_Aim of the task_
Search the records for the word "close". Copy every line where it appears.

---

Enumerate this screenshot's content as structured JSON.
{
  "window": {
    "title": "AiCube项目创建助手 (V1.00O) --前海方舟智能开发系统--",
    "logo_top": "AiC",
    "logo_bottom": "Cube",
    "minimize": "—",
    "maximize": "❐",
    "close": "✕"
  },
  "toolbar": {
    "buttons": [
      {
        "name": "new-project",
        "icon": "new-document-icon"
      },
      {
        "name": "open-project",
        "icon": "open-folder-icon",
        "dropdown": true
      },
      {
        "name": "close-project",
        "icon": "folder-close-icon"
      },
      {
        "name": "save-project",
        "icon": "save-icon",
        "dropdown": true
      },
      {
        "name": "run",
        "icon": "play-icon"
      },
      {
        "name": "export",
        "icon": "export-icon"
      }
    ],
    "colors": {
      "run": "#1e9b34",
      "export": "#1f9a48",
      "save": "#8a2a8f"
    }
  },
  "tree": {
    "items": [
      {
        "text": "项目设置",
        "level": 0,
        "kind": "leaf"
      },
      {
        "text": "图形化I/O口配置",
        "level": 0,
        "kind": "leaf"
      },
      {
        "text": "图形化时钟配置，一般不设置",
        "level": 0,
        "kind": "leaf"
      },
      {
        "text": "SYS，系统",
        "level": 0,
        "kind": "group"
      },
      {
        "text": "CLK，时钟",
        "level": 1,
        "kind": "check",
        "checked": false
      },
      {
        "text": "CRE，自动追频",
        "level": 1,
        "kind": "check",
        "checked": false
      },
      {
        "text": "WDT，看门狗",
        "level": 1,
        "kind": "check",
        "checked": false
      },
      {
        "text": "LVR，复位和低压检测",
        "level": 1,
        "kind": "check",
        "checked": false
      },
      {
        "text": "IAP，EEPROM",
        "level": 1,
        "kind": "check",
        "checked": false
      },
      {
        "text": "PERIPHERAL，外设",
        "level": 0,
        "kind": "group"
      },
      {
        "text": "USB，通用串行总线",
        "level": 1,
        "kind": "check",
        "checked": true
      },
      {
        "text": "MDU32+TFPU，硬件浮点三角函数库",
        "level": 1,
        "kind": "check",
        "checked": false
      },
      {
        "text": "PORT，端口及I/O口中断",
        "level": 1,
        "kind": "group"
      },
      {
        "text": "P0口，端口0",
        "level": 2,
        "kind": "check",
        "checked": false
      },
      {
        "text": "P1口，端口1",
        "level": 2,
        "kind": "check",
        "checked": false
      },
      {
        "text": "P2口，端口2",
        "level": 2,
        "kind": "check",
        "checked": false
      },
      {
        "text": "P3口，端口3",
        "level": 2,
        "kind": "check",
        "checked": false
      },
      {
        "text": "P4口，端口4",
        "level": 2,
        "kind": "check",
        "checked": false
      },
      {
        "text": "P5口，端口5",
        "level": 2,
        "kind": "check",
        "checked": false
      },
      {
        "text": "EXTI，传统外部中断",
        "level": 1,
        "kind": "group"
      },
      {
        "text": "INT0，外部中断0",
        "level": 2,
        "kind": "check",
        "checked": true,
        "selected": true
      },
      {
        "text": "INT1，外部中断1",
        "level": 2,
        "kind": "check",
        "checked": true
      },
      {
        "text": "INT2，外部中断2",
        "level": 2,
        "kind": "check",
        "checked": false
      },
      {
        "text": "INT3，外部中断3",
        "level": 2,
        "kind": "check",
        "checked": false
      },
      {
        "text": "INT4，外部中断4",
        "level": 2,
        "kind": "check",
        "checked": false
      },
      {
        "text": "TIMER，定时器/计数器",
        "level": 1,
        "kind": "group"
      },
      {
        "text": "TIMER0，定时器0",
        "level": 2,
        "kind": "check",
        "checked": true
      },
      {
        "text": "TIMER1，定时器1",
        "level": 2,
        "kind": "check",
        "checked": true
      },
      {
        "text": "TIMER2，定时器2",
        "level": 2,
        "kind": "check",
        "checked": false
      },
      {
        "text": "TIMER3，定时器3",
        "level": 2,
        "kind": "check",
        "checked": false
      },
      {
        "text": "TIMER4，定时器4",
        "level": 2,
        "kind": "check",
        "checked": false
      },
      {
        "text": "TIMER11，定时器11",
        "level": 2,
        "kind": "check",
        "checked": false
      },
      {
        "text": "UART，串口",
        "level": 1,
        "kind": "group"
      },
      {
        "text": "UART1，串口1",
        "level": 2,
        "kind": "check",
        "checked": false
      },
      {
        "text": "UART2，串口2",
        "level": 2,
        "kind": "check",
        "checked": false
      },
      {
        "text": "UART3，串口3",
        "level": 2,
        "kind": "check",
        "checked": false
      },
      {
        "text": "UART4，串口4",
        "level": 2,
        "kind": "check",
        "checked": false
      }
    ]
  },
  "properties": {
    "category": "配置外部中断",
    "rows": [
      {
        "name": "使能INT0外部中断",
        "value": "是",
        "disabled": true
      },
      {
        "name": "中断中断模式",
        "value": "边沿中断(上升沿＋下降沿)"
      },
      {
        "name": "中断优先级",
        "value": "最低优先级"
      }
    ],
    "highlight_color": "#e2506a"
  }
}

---

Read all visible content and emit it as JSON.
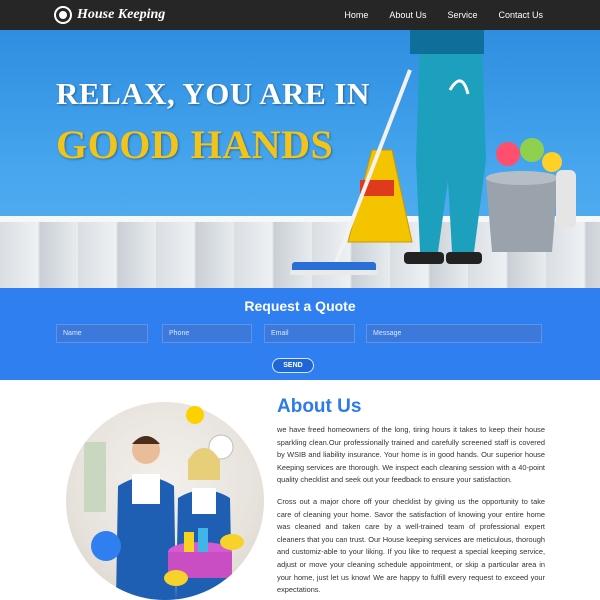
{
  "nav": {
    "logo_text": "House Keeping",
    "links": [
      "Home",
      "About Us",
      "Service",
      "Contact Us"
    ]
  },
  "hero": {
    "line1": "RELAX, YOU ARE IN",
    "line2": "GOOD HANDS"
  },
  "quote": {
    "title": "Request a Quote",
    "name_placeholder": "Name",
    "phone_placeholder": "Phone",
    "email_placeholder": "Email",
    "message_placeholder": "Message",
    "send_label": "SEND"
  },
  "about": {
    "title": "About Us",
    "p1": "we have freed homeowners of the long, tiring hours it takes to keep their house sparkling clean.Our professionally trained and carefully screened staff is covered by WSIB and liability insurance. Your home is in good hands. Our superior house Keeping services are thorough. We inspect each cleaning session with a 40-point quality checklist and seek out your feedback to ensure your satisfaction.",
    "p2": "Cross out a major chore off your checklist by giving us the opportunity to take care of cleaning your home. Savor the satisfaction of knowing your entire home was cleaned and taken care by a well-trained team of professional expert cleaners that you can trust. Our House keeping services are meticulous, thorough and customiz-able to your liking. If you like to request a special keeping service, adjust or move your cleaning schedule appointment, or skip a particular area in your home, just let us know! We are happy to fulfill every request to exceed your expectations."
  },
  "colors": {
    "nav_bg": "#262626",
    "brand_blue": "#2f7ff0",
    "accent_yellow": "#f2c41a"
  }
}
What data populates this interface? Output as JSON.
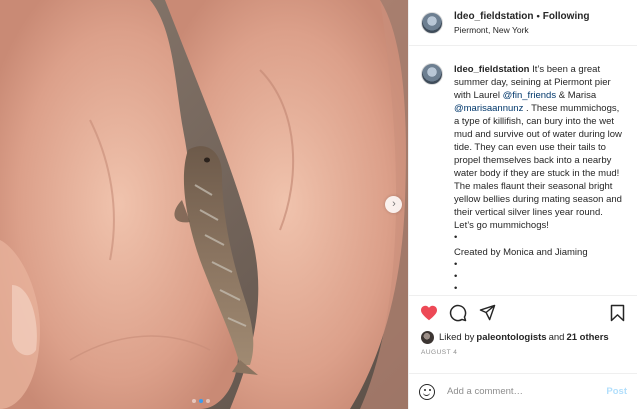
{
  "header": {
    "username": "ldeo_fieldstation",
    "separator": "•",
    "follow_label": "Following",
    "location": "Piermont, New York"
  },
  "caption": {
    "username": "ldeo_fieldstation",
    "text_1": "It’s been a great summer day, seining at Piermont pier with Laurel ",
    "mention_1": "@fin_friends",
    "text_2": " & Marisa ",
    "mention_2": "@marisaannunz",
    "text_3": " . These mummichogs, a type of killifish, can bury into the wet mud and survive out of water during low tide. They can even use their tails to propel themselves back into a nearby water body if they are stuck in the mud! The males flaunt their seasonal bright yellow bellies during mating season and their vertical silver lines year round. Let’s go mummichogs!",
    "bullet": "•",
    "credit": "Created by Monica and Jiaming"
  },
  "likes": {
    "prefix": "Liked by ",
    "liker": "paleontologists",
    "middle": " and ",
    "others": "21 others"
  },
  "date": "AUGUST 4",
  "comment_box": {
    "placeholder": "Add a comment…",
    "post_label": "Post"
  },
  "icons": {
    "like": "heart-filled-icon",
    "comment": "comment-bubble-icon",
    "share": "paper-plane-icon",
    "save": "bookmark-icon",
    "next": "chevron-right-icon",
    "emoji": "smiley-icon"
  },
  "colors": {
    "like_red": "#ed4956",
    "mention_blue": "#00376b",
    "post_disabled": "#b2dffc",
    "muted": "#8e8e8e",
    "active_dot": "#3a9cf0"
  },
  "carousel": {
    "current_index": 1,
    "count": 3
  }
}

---

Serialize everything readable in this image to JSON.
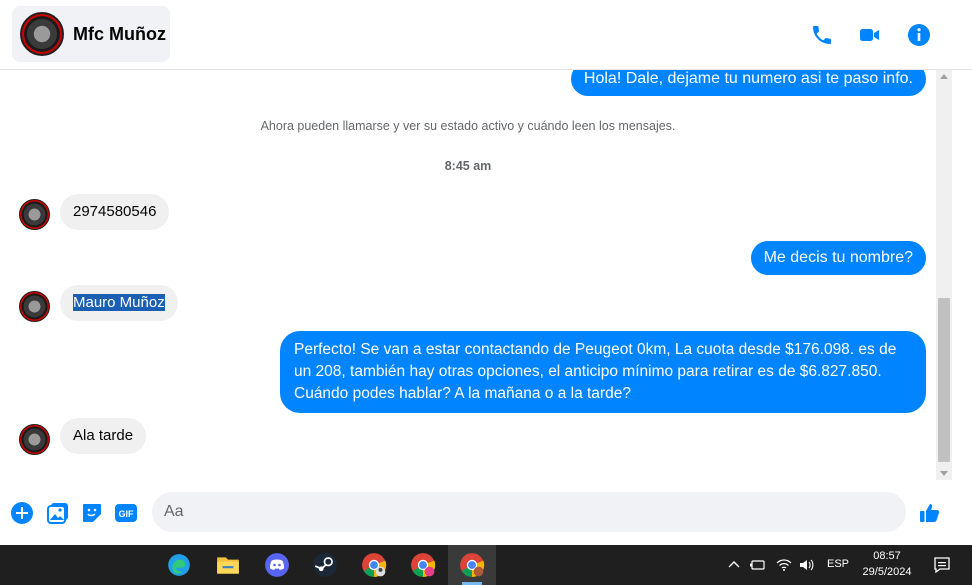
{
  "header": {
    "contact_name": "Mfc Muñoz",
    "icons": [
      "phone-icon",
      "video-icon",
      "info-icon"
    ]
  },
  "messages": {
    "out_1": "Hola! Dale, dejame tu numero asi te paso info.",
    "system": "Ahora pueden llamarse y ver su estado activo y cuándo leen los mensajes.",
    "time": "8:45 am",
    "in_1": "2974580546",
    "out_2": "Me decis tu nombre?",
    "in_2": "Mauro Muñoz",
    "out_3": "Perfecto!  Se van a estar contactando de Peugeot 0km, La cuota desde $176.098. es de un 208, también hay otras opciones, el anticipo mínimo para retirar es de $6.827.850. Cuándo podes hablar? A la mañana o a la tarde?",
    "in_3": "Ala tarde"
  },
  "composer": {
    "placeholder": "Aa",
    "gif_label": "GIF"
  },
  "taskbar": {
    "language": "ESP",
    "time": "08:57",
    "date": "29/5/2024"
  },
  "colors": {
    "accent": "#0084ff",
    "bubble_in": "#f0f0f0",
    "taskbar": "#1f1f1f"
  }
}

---

_Written answer_
    "close": "✕"
        "name": "close-project",
        "icon": "folder-close-icon"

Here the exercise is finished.